Early in 1839 a number of Africans, including Joseph Cinqué from Sierra Leone, had been kidnapped by Portuguese slavers and transported to Cuba. This was in clear violation of international laws that prohibited the African slave trade. However, once smuggled into Cuba – where slavery remained legal – they were sold on as slaves and transported along the coast on the Spanish-owned Amistad. It was while on this journey that Cinqué led the slaves in a revolt against the crew that resulted in the deaths of the ship’s captain and cook.
The Africans demanded the remaining crew return them to Africa, but instead they sailed north for 60 days, where the ship was taken into US custody off the eastern tip of Long Island, New York. A long legal battle then ensued, with Cuba demanding the return of the apparent ‘slaves’, Spain demanding them go on trial for piracy and murder, and abolitionists pushing for their return to Africa.

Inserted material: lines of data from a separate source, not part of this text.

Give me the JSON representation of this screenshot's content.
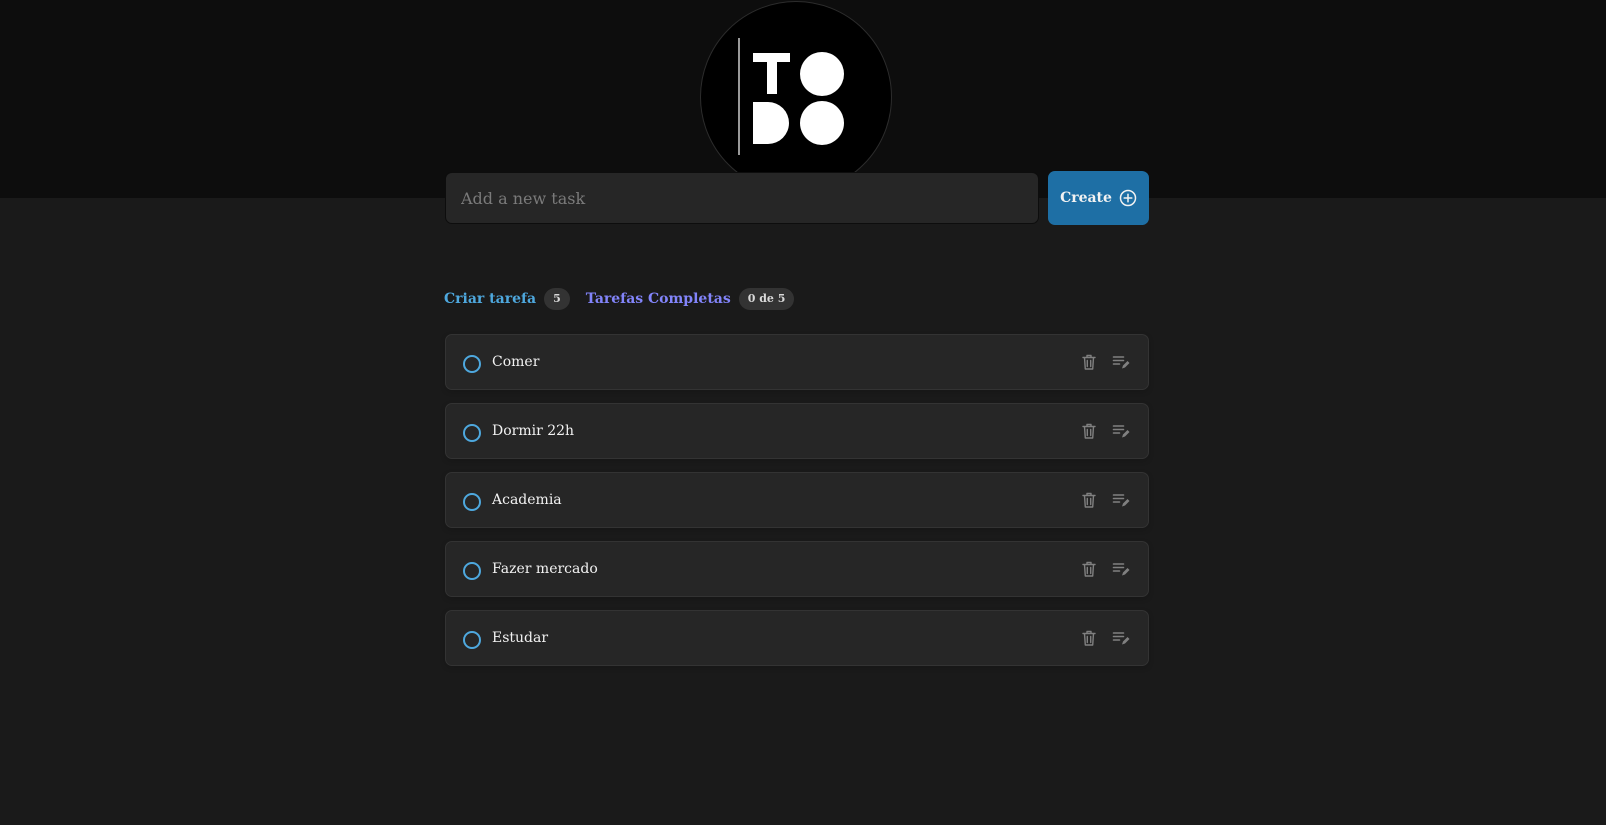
{
  "logo": {
    "letters": "TODO"
  },
  "new_task": {
    "placeholder": "Add a new task",
    "value": ""
  },
  "create_button": {
    "label": "Create",
    "icon": "plus-circle-icon"
  },
  "counters": {
    "created_label": "Criar tarefa",
    "created_count": "5",
    "completed_label": "Tarefas Completas",
    "completed_count": "0 de 5"
  },
  "tasks": [
    {
      "text": "Comer",
      "done": false
    },
    {
      "text": "Dormir 22h",
      "done": false
    },
    {
      "text": "Academia",
      "done": false
    },
    {
      "text": "Fazer mercado",
      "done": false
    },
    {
      "text": "Estudar",
      "done": false
    }
  ],
  "icons": {
    "delete": "trash-icon",
    "edit": "edit-list-icon",
    "checkbox": "circle-checkbox-icon"
  },
  "colors": {
    "background": "#1a1a1a",
    "header": "#0d0d0d",
    "card": "#262626",
    "primary_blue": "#4ea8de",
    "button_blue": "#1e6fa5",
    "purple": "#8284fa",
    "text": "#f2f2f2",
    "muted_icon": "#808080"
  }
}
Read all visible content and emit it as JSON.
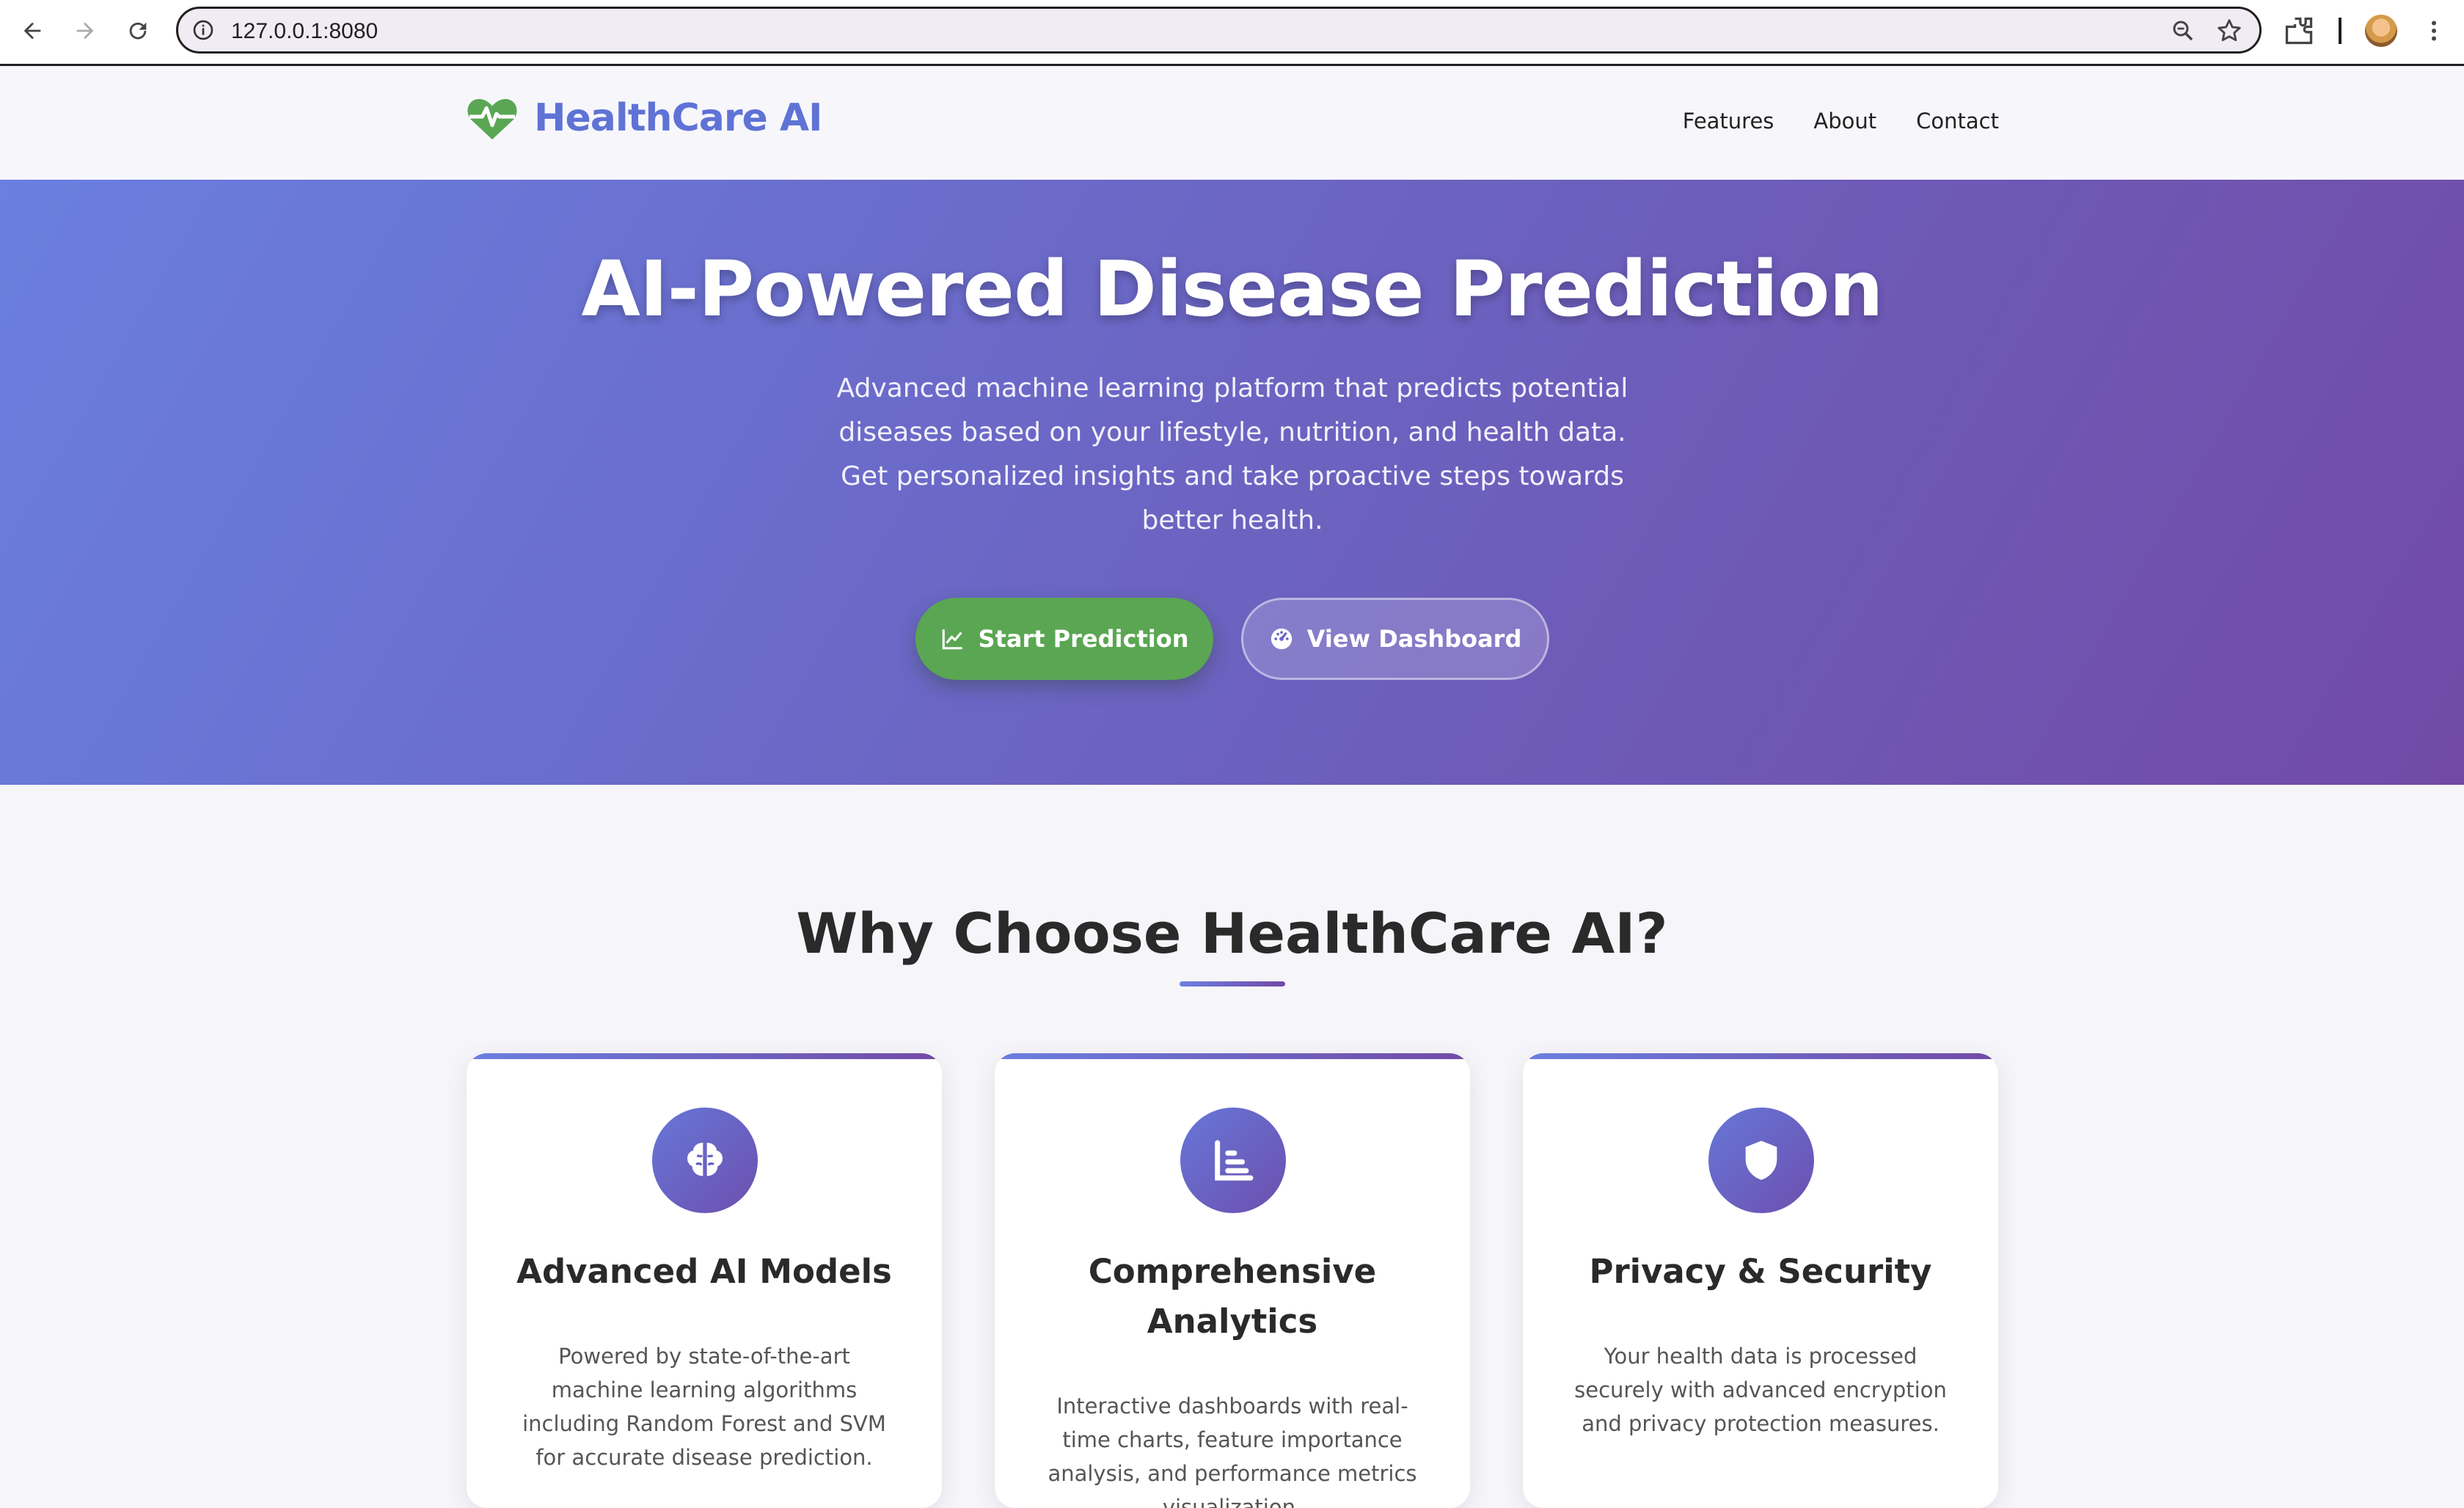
{
  "browser": {
    "url": "127.0.0.1:8080"
  },
  "header": {
    "brand": "HealthCare AI",
    "brand_color": "#5f73d6",
    "nav": [
      "Features",
      "About",
      "Contact"
    ]
  },
  "hero": {
    "title": "AI-Powered Disease Prediction",
    "subtitle": "Advanced machine learning platform that predicts potential diseases based on your lifestyle, nutrition, and health data. Get personalized insights and take proactive steps towards better health.",
    "primary_button": "Start Prediction",
    "secondary_button": "View Dashboard",
    "gradient": [
      "#6a7fe0",
      "#724aa6"
    ],
    "primary_color": "#5aa653"
  },
  "features": {
    "title": "Why Choose HealthCare AI?",
    "cards": [
      {
        "icon": "brain-icon",
        "title": "Advanced AI Models",
        "description": "Powered by state-of-the-art machine learning algorithms including Random Forest and SVM for accurate disease prediction."
      },
      {
        "icon": "chart-bar-icon",
        "title": "Comprehensive Analytics",
        "description": "Interactive dashboards with real-time charts, feature importance analysis, and performance metrics visualization."
      },
      {
        "icon": "shield-icon",
        "title": "Privacy & Security",
        "description": "Your health data is processed securely with advanced encryption and privacy protection measures."
      }
    ]
  }
}
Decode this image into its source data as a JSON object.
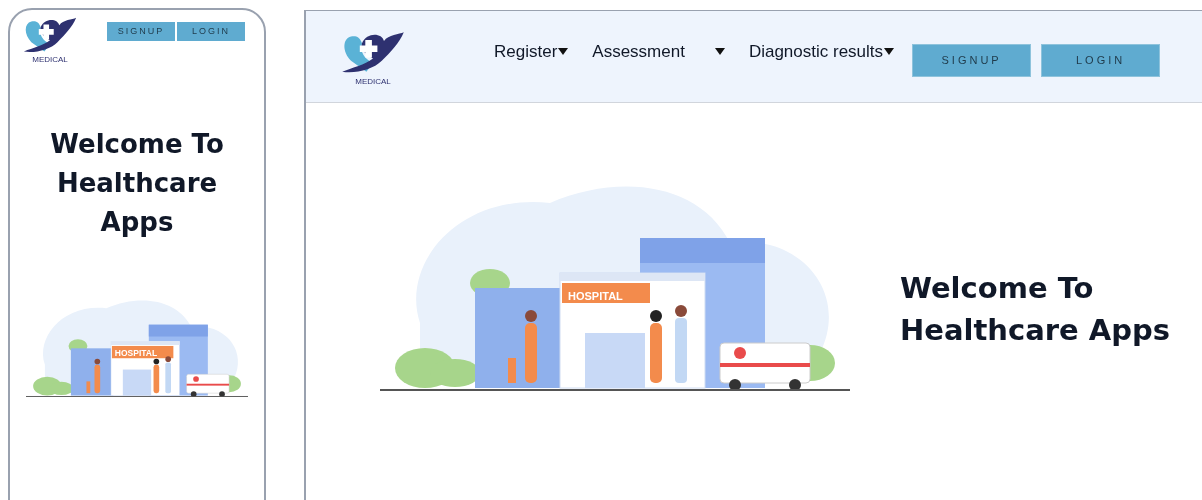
{
  "mobile": {
    "logo": {
      "text": "MEDICAL"
    },
    "buttons": [
      "SIGNUP",
      "LOGIN"
    ],
    "heading": "Welcome To Healthcare Apps",
    "illustration": {
      "sign": "HOSPITAL"
    }
  },
  "desktop": {
    "logo": {
      "text": "MEDICAL"
    },
    "nav": [
      {
        "label": "Register",
        "gap": false
      },
      {
        "label": "Assessment",
        "gap": true
      },
      {
        "label": "Diagnostic results",
        "gap": false
      }
    ],
    "buttons": [
      "SIGNUP",
      "LOGIN"
    ],
    "heading": "Welcome To Healthcare Apps",
    "illustration": {
      "sign": "HOSPITAL"
    }
  }
}
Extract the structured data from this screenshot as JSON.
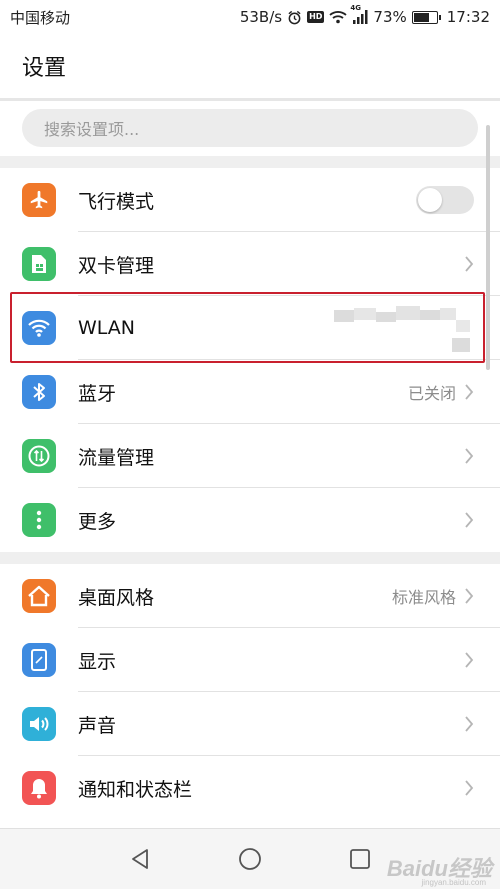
{
  "status_bar": {
    "carrier": "中国移动",
    "net_speed": "53B/s",
    "hd_badge": "HD",
    "network_type": "4G",
    "battery_percent": "73%",
    "battery_level": 0.73,
    "time": "17:32"
  },
  "header": {
    "title": "设置"
  },
  "search": {
    "placeholder": "搜索设置项..."
  },
  "groups": [
    {
      "items": [
        {
          "label": "飞行模式",
          "icon": "airplane-icon",
          "color": "#f0782a",
          "control": "toggle",
          "toggle_on": false
        },
        {
          "label": "双卡管理",
          "icon": "sim-card-icon",
          "color": "#3fbf6a",
          "control": "chevron"
        },
        {
          "label": "WLAN",
          "icon": "wifi-icon",
          "color": "#3e8be0",
          "control": "blurred"
        },
        {
          "label": "蓝牙",
          "icon": "bluetooth-icon",
          "color": "#3e8be0",
          "value": "已关闭",
          "control": "chevron"
        },
        {
          "label": "流量管理",
          "icon": "data-usage-icon",
          "color": "#3fbf6a",
          "control": "chevron"
        },
        {
          "label": "更多",
          "icon": "more-icon",
          "color": "#3fbf6a",
          "control": "chevron"
        }
      ]
    },
    {
      "items": [
        {
          "label": "桌面风格",
          "icon": "home-style-icon",
          "color": "#f0782a",
          "value": "标准风格",
          "control": "chevron"
        },
        {
          "label": "显示",
          "icon": "display-icon",
          "color": "#3e8be0",
          "control": "chevron"
        },
        {
          "label": "声音",
          "icon": "sound-icon",
          "color": "#2fb0d8",
          "control": "chevron"
        },
        {
          "label": "通知和状态栏",
          "icon": "notification-bell-icon",
          "color": "#f25454",
          "control": "chevron"
        }
      ]
    }
  ],
  "nav": {
    "back": "back-icon",
    "home": "home-icon",
    "recents": "recents-icon"
  },
  "watermark": {
    "text": "Baidu经验",
    "sub": "jingyan.baidu.com"
  },
  "colors": {
    "highlight": "#c9202e",
    "group_gap": "#efefef"
  }
}
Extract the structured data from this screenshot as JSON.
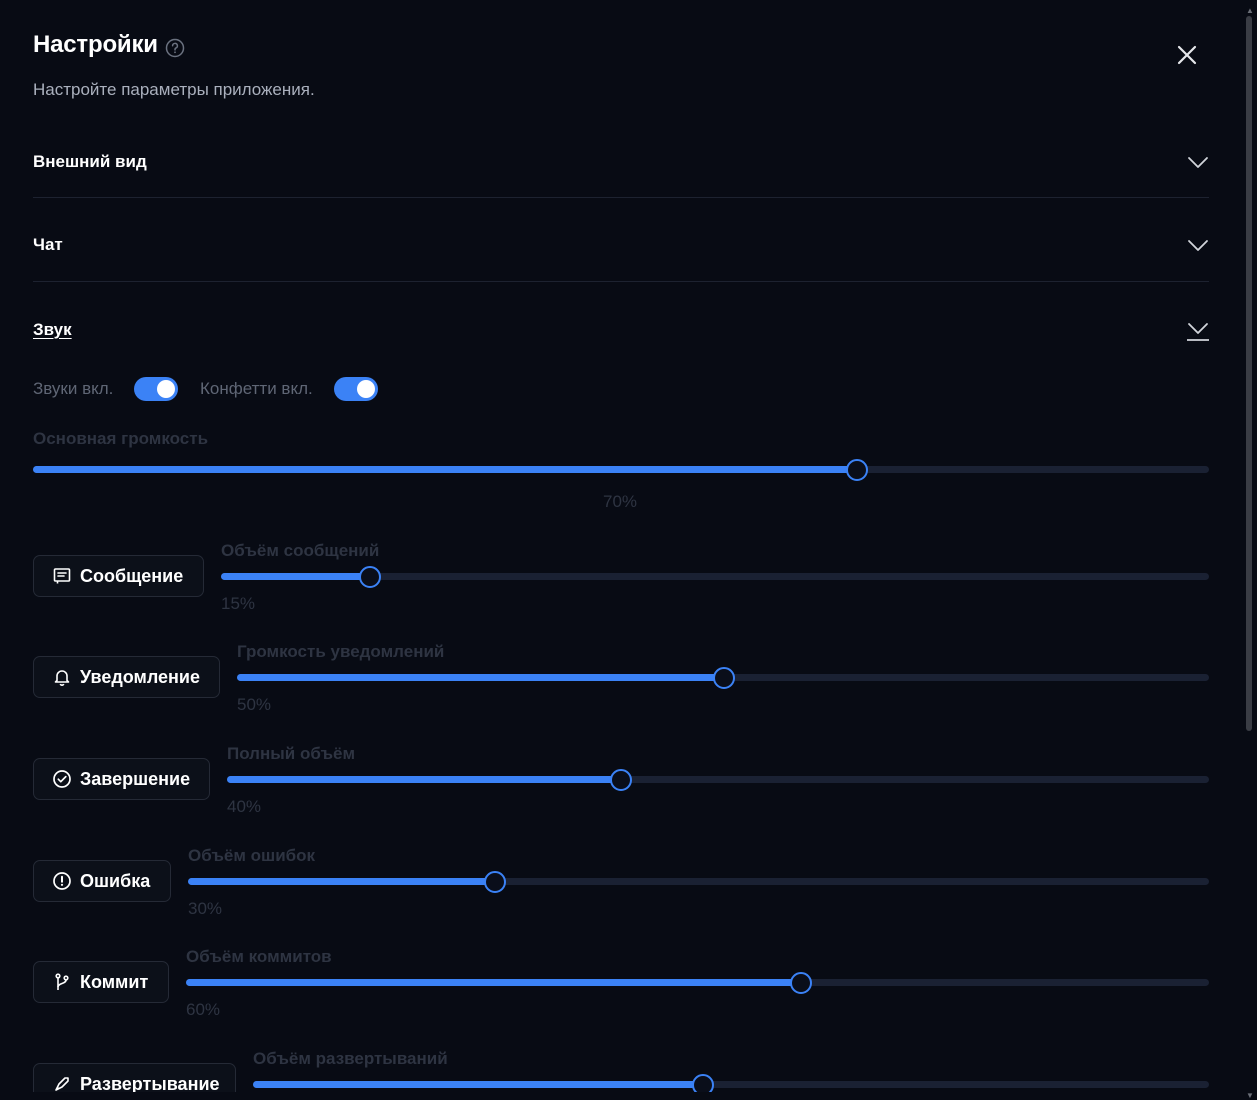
{
  "header": {
    "title": "Настройки",
    "subtitle": "Настройте параметры приложения."
  },
  "sections": {
    "appearance": "Внешний вид",
    "chat": "Чат",
    "sound": "Звук"
  },
  "sound": {
    "sounds_toggle": {
      "label": "Звуки вкл.",
      "on": true
    },
    "confetti_toggle": {
      "label": "Конфетти вкл.",
      "on": true
    },
    "master": {
      "label": "Основная громкость",
      "value": 70,
      "display": "70%"
    },
    "sounds": [
      {
        "button": "Сообщение",
        "icon": "message-icon",
        "label": "Объём сообщений",
        "value": 15,
        "display": "15%"
      },
      {
        "button": "Уведомление",
        "icon": "bell-icon",
        "label": "Громкость уведомлений",
        "value": 50,
        "display": "50%"
      },
      {
        "button": "Завершение",
        "icon": "check-circle-icon",
        "label": "Полный объём",
        "value": 40,
        "display": "40%"
      },
      {
        "button": "Ошибка",
        "icon": "alert-circle-icon",
        "label": "Объём ошибок",
        "value": 30,
        "display": "30%"
      },
      {
        "button": "Коммит",
        "icon": "git-branch-icon",
        "label": "Объём коммитов",
        "value": 60,
        "display": "60%"
      },
      {
        "button": "Развертывание",
        "icon": "rocket-icon",
        "label": "Объём развертываний",
        "value": 47
      }
    ]
  },
  "colors": {
    "accent": "#3b82f6",
    "background": "#080b14",
    "track": "#1a2133"
  }
}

A key argument in the case was that, since the Africans had been illegally captured, they were free rather than slaves. The long case eventually went before the Supreme Court who ruled that they had been unlawfully held as slaves, and thus rebelled in a natural right to self-defense. The court set them free.
On the 28th February 1525 Cuauhtémoc, the last Aztec Emperor, was executed on the orders of the Spanish conquistador Hernán Cortés. Cuauhtémoc, which means “One who swoops down like an eagle” continues to be a highly regarded in modern-day Mexico as the only Aztec emperor to have survived the Spanish conquest.
Little is known of Cuauhtémoc’s early life and, by the time he was elected leader of Tenochtitlan in 1520, the Aztec city-state had already been invaded by the Spanish and experienced the successive deaths of Moctezuma II and his brother Cuitlahuac. The new ruler attempted to defend the city against the continued Spanish attacks, but was captured on the 13th August 1521 while trying to escape.
Cuauhtémoc surrendered to Cortés and was spared, with contemporary sources claiming that the conquistador initially treated his captive with respect. However, having failed to find large quantities of gold in the city, he tortured Cuauhtémoc by covering his feet in oil and placing them over a fire. Despite this ordeal, Cuauhtémoc allegedly refused to give away the location of his treasures, though a small amount of gold was later found in the house of a noble. Afterwards he was allowed to keep the title of tlatoani but was stripped of his sovereign powers.
In 1525, when Cortés undertook an expedition to Honduras, he took Cuauhtémoc with him. Some suggest that this is because he was concerned the former emperor might lead a revolt in his absence. While they were away Cortés was informed of a rumour that Cuauhtémoc was conspiring to kill him. He was hanged on the 28th February alongside other nobles.